▸ EXERCISE INSTRUCTIONS: Whenever the string "Using" turns up in a line of the data below, copy that line.

(DATA FOR THIS EXERCISE Opens)

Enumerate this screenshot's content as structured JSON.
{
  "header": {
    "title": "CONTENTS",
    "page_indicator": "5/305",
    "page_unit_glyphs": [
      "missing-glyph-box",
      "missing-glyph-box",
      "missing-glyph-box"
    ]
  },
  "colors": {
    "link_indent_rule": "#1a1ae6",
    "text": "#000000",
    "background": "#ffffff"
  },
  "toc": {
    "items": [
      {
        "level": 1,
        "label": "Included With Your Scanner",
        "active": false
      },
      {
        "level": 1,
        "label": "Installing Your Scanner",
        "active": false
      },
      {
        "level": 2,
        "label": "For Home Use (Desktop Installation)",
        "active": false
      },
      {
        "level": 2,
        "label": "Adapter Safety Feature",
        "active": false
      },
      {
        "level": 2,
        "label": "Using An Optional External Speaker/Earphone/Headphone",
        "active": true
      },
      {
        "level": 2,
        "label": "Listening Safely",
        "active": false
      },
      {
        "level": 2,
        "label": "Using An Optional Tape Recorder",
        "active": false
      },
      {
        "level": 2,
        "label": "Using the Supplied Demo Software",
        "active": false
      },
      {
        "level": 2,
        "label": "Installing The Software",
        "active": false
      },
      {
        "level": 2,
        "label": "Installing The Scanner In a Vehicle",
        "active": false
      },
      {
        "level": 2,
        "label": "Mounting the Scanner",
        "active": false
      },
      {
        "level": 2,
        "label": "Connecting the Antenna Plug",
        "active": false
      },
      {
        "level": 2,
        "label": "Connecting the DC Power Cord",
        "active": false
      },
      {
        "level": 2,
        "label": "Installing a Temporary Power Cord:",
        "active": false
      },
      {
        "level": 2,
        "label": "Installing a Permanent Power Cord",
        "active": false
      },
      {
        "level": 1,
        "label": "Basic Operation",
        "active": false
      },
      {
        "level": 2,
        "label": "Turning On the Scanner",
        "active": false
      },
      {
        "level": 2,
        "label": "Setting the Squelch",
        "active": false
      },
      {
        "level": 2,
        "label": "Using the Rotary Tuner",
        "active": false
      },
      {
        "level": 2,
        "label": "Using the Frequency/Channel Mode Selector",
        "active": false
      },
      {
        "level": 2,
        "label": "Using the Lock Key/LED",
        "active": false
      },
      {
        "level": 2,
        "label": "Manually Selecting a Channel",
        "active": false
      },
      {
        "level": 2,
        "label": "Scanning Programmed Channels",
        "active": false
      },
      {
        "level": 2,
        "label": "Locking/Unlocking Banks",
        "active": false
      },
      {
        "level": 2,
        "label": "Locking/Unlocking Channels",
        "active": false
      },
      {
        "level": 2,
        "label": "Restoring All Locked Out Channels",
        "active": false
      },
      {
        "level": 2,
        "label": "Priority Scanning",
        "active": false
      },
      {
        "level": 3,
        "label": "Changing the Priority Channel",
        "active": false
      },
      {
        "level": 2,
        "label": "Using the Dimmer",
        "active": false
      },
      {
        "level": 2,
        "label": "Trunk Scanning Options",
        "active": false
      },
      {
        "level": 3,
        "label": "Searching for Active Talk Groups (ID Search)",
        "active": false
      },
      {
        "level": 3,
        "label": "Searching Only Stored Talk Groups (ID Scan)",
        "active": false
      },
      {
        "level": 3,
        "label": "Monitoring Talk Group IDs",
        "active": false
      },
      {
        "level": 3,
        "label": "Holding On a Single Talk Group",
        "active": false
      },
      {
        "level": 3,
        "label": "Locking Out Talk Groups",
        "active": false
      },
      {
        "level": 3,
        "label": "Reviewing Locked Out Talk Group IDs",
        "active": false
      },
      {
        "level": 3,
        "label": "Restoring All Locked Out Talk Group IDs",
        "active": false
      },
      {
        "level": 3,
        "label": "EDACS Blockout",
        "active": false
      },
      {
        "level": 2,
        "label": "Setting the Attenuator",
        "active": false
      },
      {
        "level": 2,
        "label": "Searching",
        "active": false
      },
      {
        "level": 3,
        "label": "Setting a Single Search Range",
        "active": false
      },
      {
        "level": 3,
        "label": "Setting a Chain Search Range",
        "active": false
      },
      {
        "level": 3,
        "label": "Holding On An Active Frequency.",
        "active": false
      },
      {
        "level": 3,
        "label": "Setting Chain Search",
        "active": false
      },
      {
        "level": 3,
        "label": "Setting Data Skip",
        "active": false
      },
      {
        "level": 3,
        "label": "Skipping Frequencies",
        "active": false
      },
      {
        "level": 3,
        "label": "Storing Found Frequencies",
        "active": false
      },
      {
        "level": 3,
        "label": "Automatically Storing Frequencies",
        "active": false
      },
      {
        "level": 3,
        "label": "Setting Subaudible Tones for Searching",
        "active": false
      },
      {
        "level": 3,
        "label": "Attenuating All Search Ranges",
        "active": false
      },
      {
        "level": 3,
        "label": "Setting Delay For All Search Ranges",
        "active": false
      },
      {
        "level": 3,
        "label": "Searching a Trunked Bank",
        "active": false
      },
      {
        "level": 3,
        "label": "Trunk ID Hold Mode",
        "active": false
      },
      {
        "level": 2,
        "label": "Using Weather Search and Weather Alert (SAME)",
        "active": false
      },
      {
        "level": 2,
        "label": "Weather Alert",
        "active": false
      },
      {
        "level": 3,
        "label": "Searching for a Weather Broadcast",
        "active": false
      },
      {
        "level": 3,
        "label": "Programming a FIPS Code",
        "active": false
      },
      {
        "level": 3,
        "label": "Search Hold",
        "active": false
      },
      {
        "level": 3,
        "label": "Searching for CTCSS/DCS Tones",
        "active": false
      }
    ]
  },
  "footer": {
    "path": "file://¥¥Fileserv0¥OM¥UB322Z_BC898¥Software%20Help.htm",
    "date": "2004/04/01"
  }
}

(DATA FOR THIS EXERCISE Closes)

▸ ANSWER BOX:
        "label": "Using An Optional External Speaker/Earphone/Headphone",
        "label": "Using An Optional Tape Recorder",
        "label": "Using the Supplied Demo Software",
        "label": "Using the Rotary Tuner",
        "label": "Using the Frequency/Channel Mode Selector",
        "label": "Using the Lock Key/LED",
        "label": "Using the Dimmer",
        "label": "Using Weather Search and Weather Alert (SAME)",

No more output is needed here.